The Unbearable Lightness of Empowering

John Heller, CEO at Little Sun

I have always been slightly uncomfortable with the term empowerment.  Development organizations always seem to be empowering somebody about something. “We empower women to take control of their lives.” “We empower children to become active learners.”  The sentiment is no doubt noble and good, but I sometimes struggle to figure out how it actually works.  

How does a person empower another person? I can easily imagine empowering someone in a legal sense, for instance getting elected to a government post or taking a job that involves the right to make certain decisions. But empowerment in the sense used in development often feels a little fuzzy to me, occasionally bordering on condescending. It conjures the image of a development worker standing over some anonymous beneficiary conferring power onto them. And in this imagined scenario, the development worker never gives anything up, never lets go of their own privilege, as they “empower” someone less fortunate than themselves.  

Now to confuse you completely, I am proud to report that Little Sun, the organization I lead, works exclusively on empowerment. We’re not, however, working with the sort of empowerment that’s difficult to get your mind around, but empowerment of an entirely different stripe. I’m talking about electricity. The invisible power that makes things move. The energy that lights your home, runs your dishwasher, and charges your phone. We quite literally empower people by making energy accessible to communities living beyond the reach of the electricity grid. And not just any energy but one that is clean, abundant, and affordable.

A young man is working with a solar powered machine that mills crops after they are harvested. Photo credits: Nadji Bi

I have worked in international development for thirty years and before I came to Little Sun, I didn’t pay any attention to energy as an issue at all. I’ve worked on water, public health, nutrition, agriculture, and other social issues and I was somehow blind to the fundamental importance of energy to everything else.
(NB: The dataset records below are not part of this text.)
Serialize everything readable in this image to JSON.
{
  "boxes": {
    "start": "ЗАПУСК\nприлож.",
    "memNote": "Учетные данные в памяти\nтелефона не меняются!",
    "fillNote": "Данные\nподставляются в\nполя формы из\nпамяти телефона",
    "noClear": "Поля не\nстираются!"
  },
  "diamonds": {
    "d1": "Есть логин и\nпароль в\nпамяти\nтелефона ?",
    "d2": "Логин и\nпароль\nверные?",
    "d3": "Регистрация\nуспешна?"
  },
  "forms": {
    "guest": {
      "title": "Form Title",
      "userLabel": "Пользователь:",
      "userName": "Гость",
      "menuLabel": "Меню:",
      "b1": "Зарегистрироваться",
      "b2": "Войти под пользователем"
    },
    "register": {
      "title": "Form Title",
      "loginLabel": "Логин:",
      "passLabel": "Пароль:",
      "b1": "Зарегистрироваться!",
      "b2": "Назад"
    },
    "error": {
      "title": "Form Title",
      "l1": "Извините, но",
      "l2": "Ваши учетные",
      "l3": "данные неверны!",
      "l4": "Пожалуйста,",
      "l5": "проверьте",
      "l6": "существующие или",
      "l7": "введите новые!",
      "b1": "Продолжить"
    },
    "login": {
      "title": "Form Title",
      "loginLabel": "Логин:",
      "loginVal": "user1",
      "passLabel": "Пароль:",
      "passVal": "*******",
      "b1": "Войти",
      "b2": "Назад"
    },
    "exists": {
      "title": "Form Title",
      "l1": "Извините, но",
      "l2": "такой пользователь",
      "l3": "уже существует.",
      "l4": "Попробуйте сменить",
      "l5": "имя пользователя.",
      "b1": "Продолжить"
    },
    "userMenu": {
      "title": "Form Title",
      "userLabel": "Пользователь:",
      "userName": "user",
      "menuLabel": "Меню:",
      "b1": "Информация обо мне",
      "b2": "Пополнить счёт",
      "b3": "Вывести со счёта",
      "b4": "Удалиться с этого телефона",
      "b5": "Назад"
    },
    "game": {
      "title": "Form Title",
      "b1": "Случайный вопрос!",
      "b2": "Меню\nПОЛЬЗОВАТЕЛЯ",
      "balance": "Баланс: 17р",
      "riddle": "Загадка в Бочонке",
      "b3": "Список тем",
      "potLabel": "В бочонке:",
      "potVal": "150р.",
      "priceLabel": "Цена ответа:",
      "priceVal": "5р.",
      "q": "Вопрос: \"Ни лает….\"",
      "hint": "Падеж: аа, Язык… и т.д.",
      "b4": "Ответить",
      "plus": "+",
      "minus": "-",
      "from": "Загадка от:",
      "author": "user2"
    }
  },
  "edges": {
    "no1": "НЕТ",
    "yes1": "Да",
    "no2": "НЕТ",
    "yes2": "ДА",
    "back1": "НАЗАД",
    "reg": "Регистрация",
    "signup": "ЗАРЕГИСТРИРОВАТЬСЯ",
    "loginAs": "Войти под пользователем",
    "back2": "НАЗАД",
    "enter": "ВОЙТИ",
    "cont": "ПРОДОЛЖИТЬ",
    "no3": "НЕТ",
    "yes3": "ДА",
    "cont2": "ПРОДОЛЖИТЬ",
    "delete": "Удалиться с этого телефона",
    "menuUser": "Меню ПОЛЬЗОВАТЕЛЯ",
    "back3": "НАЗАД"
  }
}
Maybe that’s because energy is invisible. We all know what it feels like to be hungry or thirsty and we can relate immediately to someone who needs food or water. But energy is not tangible in the same way, making it less relatable. Maybe we’ve experienced a blackout after a storm but the power always comes back on at some point, easily forgotten in its invisible magic essentiality. 

The reality is that about a billion people globally live without access to electricity, mostly in Sub-Saharan Africa. Lack of energy traps countries in poverty and under-development. Without energy, economies do not grow. Students don’t reach their full potential if they can’t access something as simple as light to study with at night. Farmers can’t easily irrigate fields or process crops without a source of energy to make mechanize labor. Doctors and nurses cannot perform basic medical tests or properly treat patients without energy for equipment.  

Multifunctional platform in Senegal. Photo credits: NADJI BI

Most of the world is approaching what’s known as grid parity, the point at which alternative energy sources, such as solar and wind cost the same or less than traditionally generated power. The price of solar has come down so dramatically in recent years that it is becoming possible for countries to simply leapfrog the phase of energy generated by huge fossil fuel-burning utilities to an era of distributed clean energy. Distributed clean energy is generated where it is consumed, using power from the sun, the wind, or other non-polluting energy resources.   

What’s compelling about distributed clean energy is that it’s small, beautifully bottom up, and amazingly adaptable to the needs of communities. It can be as small as a hand-held solar lamp that enables a child to do their homework or to feel safer at night. It can be as simple as a few solar panels that power a small irrigation system, run a machine that mills crops after they are harvested, or provide energy for a remote health clinic. It can take the form of a community energy hub that lights up homes, refrigerates produce so it doesn’t spoil, and enables entrepreneurs to launch and grow businesses. And, all of this can happen without the need to burn fossil fuels, without pollution, and at a very low cost. 

A woman is enjoying a solar charging station in Bani Israel, Senegal. Villagers can charge their mobile phones here, instead of having to travel to the nearest city and back. Photo credits: Little Sun

Beyond the simple way that life improves when someone has access to power, there’s something even more important in making clean renewable energy available to energy-impoverished rural communities. When energy is clean and distributed, individuals, families, and communities can own their source of power, which enhances local self-sufficiency, independence, and resiliency. 

And this reminds me of an old Zen quote: “Before enlightenment; chop wood, carry water. After enlightenment; chop wood, carry water.” I think something almost the same could be said about the kind of empowerment that Little Sun enables: 

“Before empowerment, chop wood, carry water. After empowerment, chop wood with a power saw, carry water with an electric pump.”